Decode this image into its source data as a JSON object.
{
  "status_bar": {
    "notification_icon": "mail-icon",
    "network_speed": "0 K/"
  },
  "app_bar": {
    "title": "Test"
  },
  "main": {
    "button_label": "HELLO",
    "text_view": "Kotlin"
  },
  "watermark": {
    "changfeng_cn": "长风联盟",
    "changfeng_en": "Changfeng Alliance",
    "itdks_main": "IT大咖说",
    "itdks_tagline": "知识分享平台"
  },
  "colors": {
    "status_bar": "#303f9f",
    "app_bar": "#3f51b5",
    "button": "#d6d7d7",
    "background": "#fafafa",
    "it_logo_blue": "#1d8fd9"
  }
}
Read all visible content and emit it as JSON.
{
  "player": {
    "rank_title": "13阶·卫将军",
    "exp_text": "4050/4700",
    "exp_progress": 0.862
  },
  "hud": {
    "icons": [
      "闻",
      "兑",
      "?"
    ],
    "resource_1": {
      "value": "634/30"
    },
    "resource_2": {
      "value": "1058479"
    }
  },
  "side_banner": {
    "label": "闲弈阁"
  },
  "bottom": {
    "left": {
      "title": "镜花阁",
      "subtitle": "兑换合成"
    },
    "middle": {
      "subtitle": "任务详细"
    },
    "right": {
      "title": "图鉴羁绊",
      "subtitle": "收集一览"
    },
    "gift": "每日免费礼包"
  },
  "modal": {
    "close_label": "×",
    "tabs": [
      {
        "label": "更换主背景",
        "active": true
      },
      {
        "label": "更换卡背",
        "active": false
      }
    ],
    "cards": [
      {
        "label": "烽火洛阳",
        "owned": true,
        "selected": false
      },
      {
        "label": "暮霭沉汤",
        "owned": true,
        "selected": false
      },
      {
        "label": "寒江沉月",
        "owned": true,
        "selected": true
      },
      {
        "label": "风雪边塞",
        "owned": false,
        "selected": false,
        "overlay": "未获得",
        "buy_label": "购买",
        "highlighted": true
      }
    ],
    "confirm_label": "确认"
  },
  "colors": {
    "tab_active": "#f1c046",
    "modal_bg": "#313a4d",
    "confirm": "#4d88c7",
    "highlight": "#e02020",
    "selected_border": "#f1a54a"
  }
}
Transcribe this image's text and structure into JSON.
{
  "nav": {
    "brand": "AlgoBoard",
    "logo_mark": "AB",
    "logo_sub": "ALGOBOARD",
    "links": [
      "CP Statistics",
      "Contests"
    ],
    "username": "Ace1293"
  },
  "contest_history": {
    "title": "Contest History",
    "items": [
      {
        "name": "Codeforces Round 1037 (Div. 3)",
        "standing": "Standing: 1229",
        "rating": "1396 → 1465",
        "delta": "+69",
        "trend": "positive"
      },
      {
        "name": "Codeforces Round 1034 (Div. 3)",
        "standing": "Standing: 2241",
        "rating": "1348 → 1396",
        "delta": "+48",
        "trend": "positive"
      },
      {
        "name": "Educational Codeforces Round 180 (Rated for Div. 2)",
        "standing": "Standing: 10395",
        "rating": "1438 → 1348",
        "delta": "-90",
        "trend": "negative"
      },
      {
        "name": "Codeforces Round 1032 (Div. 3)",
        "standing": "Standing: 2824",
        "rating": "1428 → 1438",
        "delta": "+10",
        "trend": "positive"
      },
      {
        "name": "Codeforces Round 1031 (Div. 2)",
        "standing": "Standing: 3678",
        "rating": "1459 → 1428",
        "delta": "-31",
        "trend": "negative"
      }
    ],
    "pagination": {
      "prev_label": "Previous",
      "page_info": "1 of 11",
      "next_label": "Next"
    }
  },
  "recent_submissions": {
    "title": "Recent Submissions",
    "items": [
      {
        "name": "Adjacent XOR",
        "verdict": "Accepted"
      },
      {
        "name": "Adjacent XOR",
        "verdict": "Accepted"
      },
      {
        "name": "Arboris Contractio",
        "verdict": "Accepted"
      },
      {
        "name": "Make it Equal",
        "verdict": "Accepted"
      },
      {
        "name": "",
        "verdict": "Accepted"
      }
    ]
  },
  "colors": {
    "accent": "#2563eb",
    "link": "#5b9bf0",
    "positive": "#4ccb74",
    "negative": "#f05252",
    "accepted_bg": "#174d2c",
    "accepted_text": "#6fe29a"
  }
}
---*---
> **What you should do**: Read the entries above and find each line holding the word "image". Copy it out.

> **Task output**:
Decode this image into its source data as a JSON object.
Transcribe this image's text and structure into JSON.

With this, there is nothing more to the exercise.